■ What to work on
All entries must be repeated exactly; do not include the pictures.

─── Input records

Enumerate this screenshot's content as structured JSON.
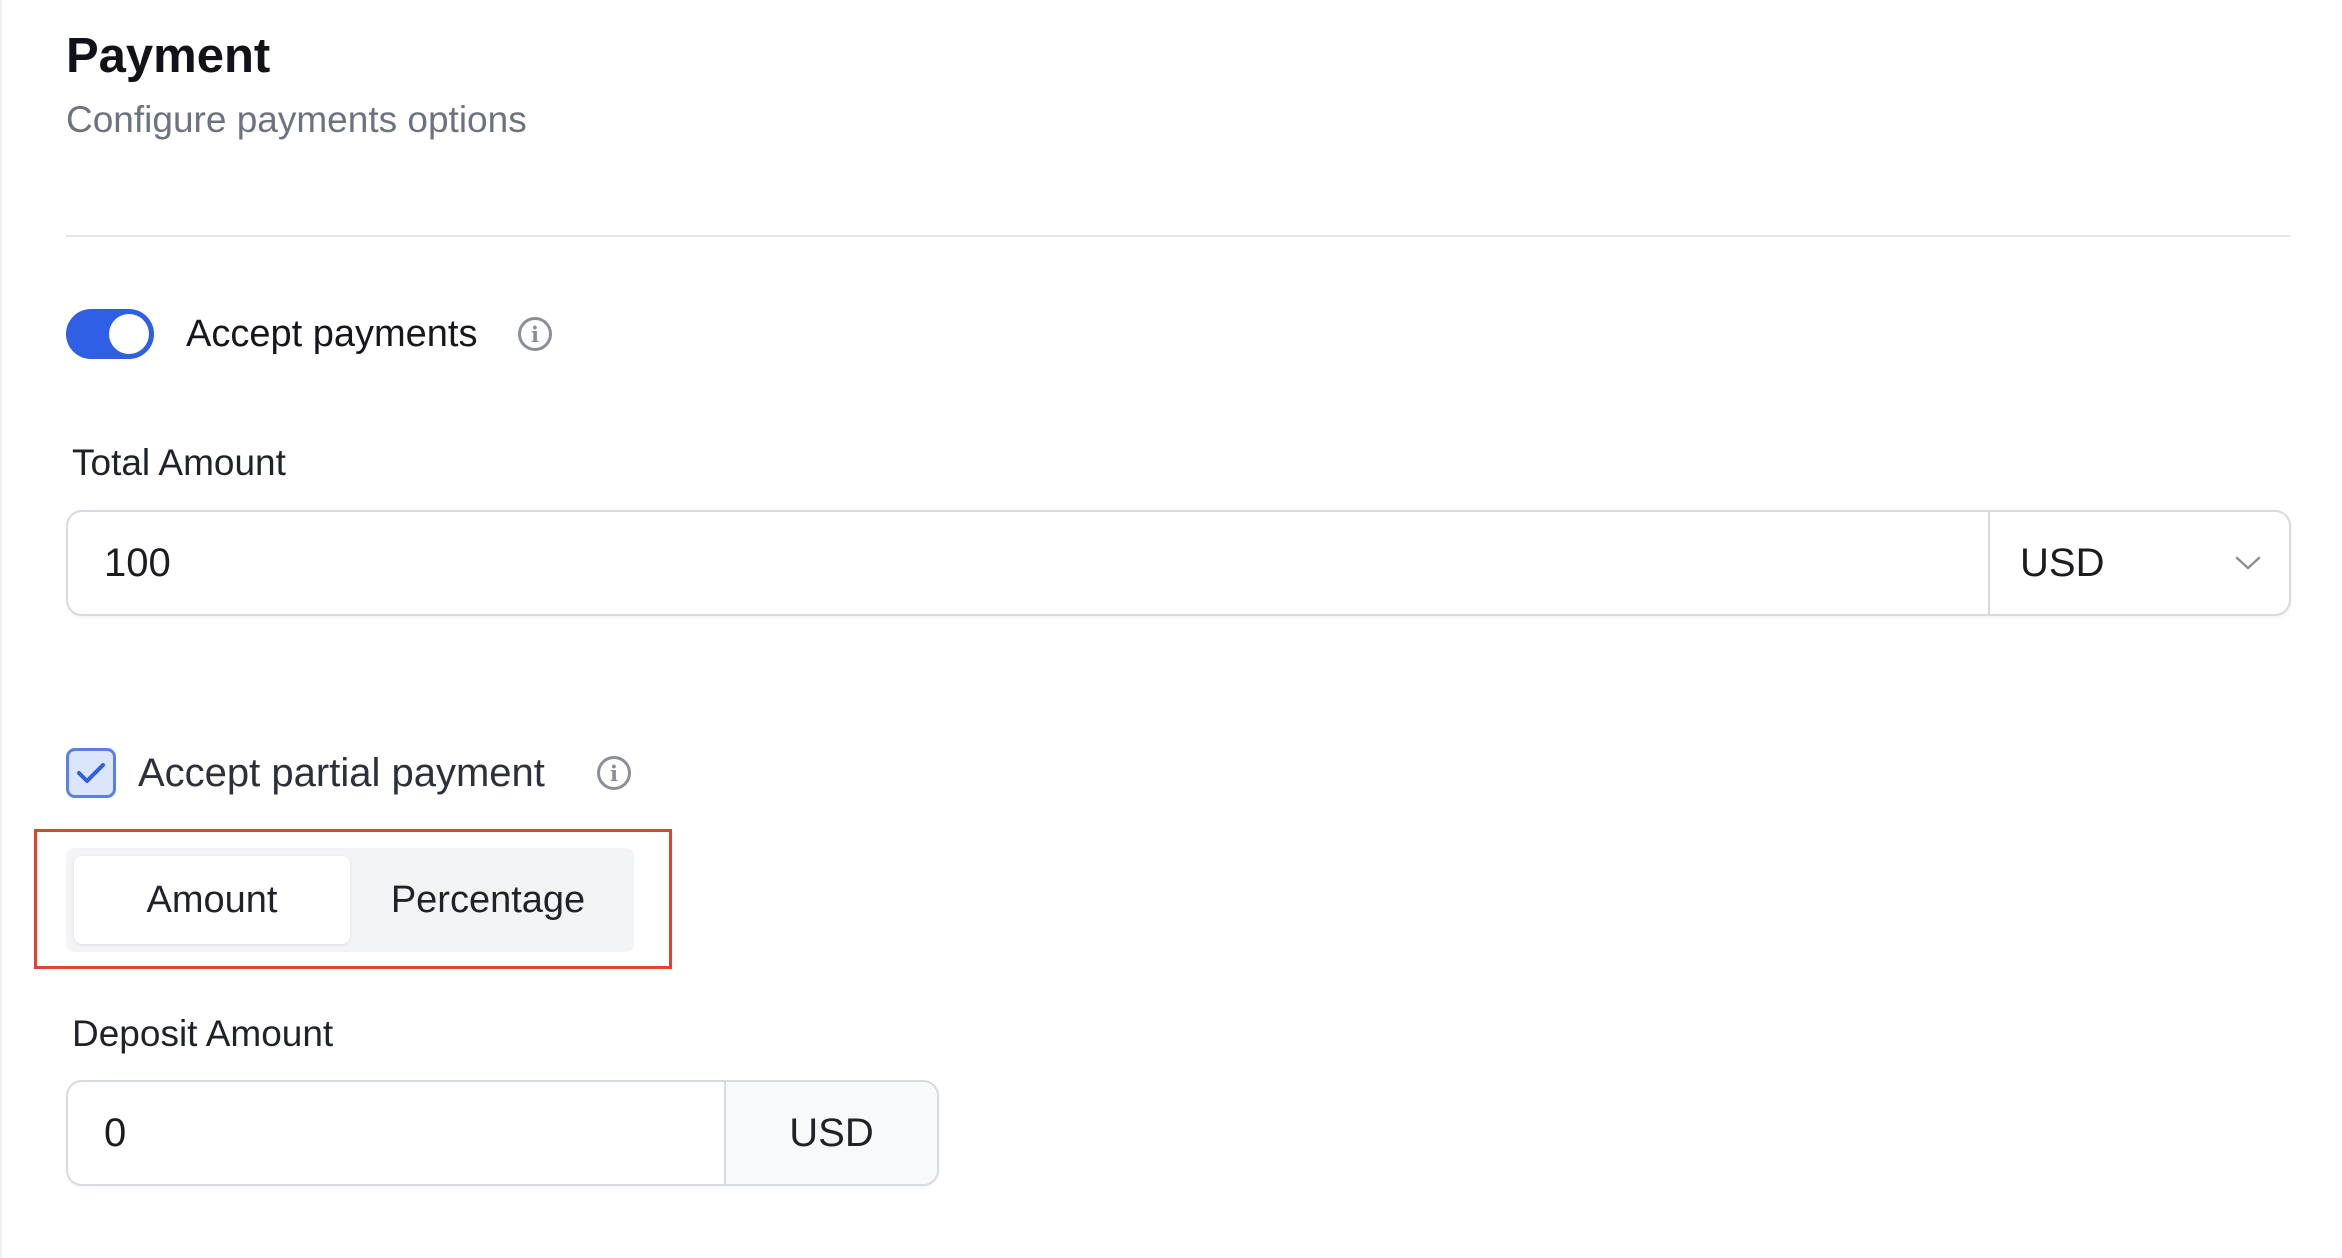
{
  "header": {
    "title": "Payment",
    "subtitle": "Configure payments options"
  },
  "accept_payments": {
    "label": "Accept payments",
    "enabled": true,
    "info_icon": "info-icon"
  },
  "total_amount": {
    "label": "Total Amount",
    "value": "100",
    "currency": "USD",
    "dropdown_icon": "chevron-down-icon"
  },
  "partial_payment": {
    "label": "Accept partial payment",
    "checked": true,
    "info_icon": "info-icon",
    "mode_options": [
      "Amount",
      "Percentage"
    ],
    "selected_mode": "Amount"
  },
  "deposit_amount": {
    "label": "Deposit Amount",
    "value": "0",
    "currency": "USD"
  },
  "colors": {
    "accent": "#2f5fe4",
    "highlight_border": "#e0452b",
    "muted_text": "#6b7280"
  }
}
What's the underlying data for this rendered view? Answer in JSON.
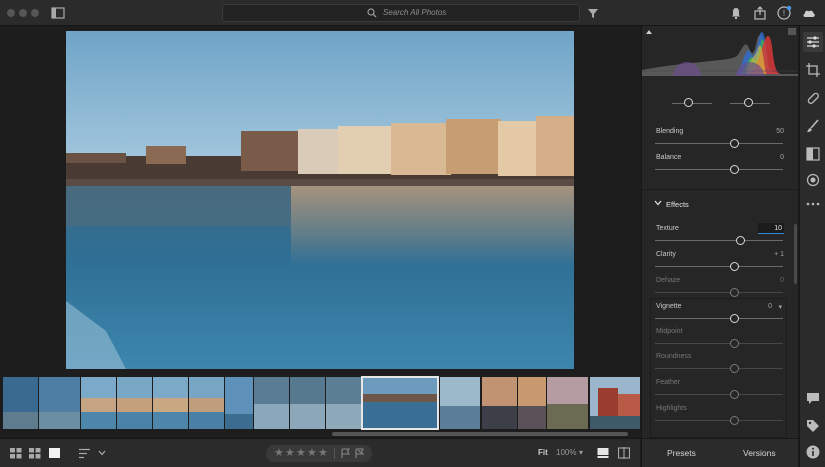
{
  "search": {
    "placeholder": "Search All Photos"
  },
  "panel": {
    "sliders": [
      {
        "label": "Blending",
        "value": "50",
        "pos": 0.62,
        "dim": false
      },
      {
        "label": "Balance",
        "value": "0",
        "pos": 0.62,
        "dim": false
      }
    ],
    "effects_title": "Effects",
    "effects": [
      {
        "label": "Texture",
        "value": "10",
        "pos": 0.67,
        "dim": false,
        "boxed": true
      },
      {
        "label": "Clarity",
        "value": "+ 1",
        "pos": 0.62,
        "dim": false
      },
      {
        "label": "Dehaze",
        "value": "0",
        "pos": 0.62,
        "dim": true
      },
      {
        "label": "Vignette",
        "value": "0",
        "pos": 0.62,
        "dim": false,
        "dropdown": true
      },
      {
        "label": "Midpoint",
        "value": "",
        "pos": 0.62,
        "dim": true
      },
      {
        "label": "Roundness",
        "value": "",
        "pos": 0.62,
        "dim": true
      },
      {
        "label": "Feather",
        "value": "",
        "pos": 0.62,
        "dim": true
      },
      {
        "label": "Highlights",
        "value": "",
        "pos": 0.62,
        "dim": true
      }
    ]
  },
  "tabs": {
    "presets": "Presets",
    "versions": "Versions"
  },
  "bottom": {
    "fit": "Fit",
    "zoom": "100%",
    "zoom_arrow": "▾"
  },
  "rating": {
    "stars": 5,
    "value": 0
  },
  "colors": {
    "accent": "#2e86de",
    "badge": "#4a90e2"
  }
}
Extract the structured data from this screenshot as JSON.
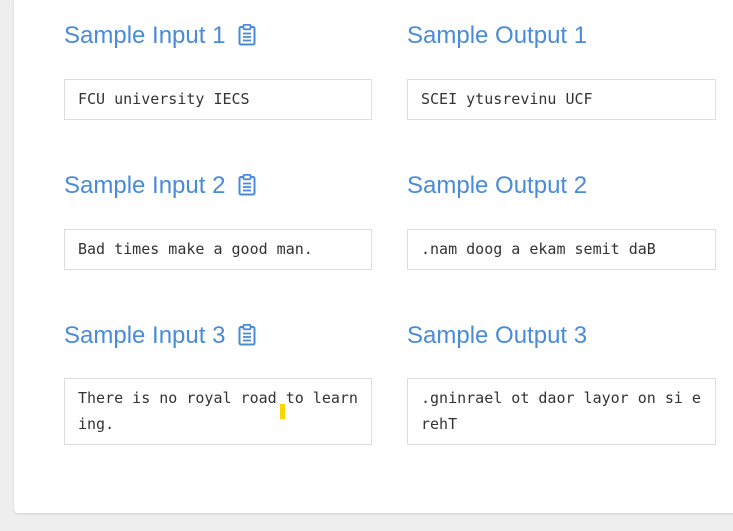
{
  "samples": [
    {
      "input_label": "Sample Input 1",
      "output_label": "Sample Output 1",
      "input_text": "FCU university IECS",
      "output_text": "SCEI ytusrevinu UCF"
    },
    {
      "input_label": "Sample Input 2",
      "output_label": "Sample Output 2",
      "input_text": "Bad times make a good man.",
      "output_text": ".nam doog a ekam semit daB"
    },
    {
      "input_label": "Sample Input 3",
      "output_label": "Sample Output 3",
      "input_text": "There is no royal road to learning.",
      "output_text": ".gninrael ot daor layor on si erehT"
    }
  ],
  "icons": {
    "copy": "clipboard-icon"
  },
  "colors": {
    "heading": "#4a8bd8",
    "border": "#dddddd",
    "text": "#333333",
    "background": "#eeeeee",
    "cursor_highlight": "#f5d800"
  }
}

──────

■ Task response
Enumerate this screenshot's content as structured JSON.
{
  "header": {
    "title": "Payment",
    "subtitle": "Configure payments options"
  },
  "accept_payments": {
    "label": "Accept payments",
    "enabled": true,
    "info_icon": "info-icon"
  },
  "total_amount": {
    "label": "Total Amount",
    "value": "100",
    "currency": "USD",
    "dropdown_icon": "chevron-down-icon"
  },
  "partial_payment": {
    "label": "Accept partial payment",
    "checked": true,
    "info_icon": "info-icon",
    "mode_options": [
      "Amount",
      "Percentage"
    ],
    "selected_mode": "Amount"
  },
  "deposit_amount": {
    "label": "Deposit Amount",
    "value": "0",
    "currency": "USD"
  },
  "colors": {
    "accent": "#2f5fe4",
    "highlight_border": "#e0452b",
    "muted_text": "#6b7280"
  }
}
What's the underlying data for this rendered view? Answer in JSON.
{
  "search": {
    "placeholder": "Search All Photos"
  },
  "panel": {
    "sliders": [
      {
        "label": "Blending",
        "value": "50",
        "pos": 0.62,
        "dim": false
      },
      {
        "label": "Balance",
        "value": "0",
        "pos": 0.62,
        "dim": false
      }
    ],
    "effects_title": "Effects",
    "effects": [
      {
        "label": "Texture",
        "value": "10",
        "pos": 0.67,
        "dim": false,
        "boxed": true
      },
      {
        "label": "Clarity",
        "value": "+ 1",
        "pos": 0.62,
        "dim": false
      },
      {
        "label": "Dehaze",
        "value": "0",
        "pos": 0.62,
        "dim": true
      },
      {
        "label": "Vignette",
        "value": "0",
        "pos": 0.62,
        "dim": false,
        "dropdown": true
      },
      {
        "label": "Midpoint",
        "value": "",
        "pos": 0.62,
        "dim": true
      },
      {
        "label": "Roundness",
        "value": "",
        "pos": 0.62,
        "dim": true
      },
      {
        "label": "Feather",
        "value": "",
        "pos": 0.62,
        "dim": true
      },
      {
        "label": "Highlights",
        "value": "",
        "pos": 0.62,
        "dim": true
      }
    ]
  },
  "tabs": {
    "presets": "Presets",
    "versions": "Versions"
  },
  "bottom": {
    "fit": "Fit",
    "zoom": "100%",
    "zoom_arrow": "▾"
  },
  "rating": {
    "stars": 5,
    "value": 0
  },
  "colors": {
    "accent": "#2e86de",
    "badge": "#4a90e2"
  }
}
Extract the structured data from this screenshot as JSON.
{
  "samples": [
    {
      "input_label": "Sample Input 1",
      "output_label": "Sample Output 1",
      "input_text": "FCU university IECS",
      "output_text": "SCEI ytusrevinu UCF"
    },
    {
      "input_label": "Sample Input 2",
      "output_label": "Sample Output 2",
      "input_text": "Bad times make a good man.",
      "output_text": ".nam doog a ekam semit daB"
    },
    {
      "input_label": "Sample Input 3",
      "output_label": "Sample Output 3",
      "input_text": "There is no royal road to learning.",
      "output_text": ".gninrael ot daor layor on si erehT"
    }
  ],
  "icons": {
    "copy": "clipboard-icon"
  },
  "colors": {
    "heading": "#4a8bd8",
    "border": "#dddddd",
    "text": "#333333",
    "background": "#eeeeee",
    "cursor_highlight": "#f5d800"
  }
}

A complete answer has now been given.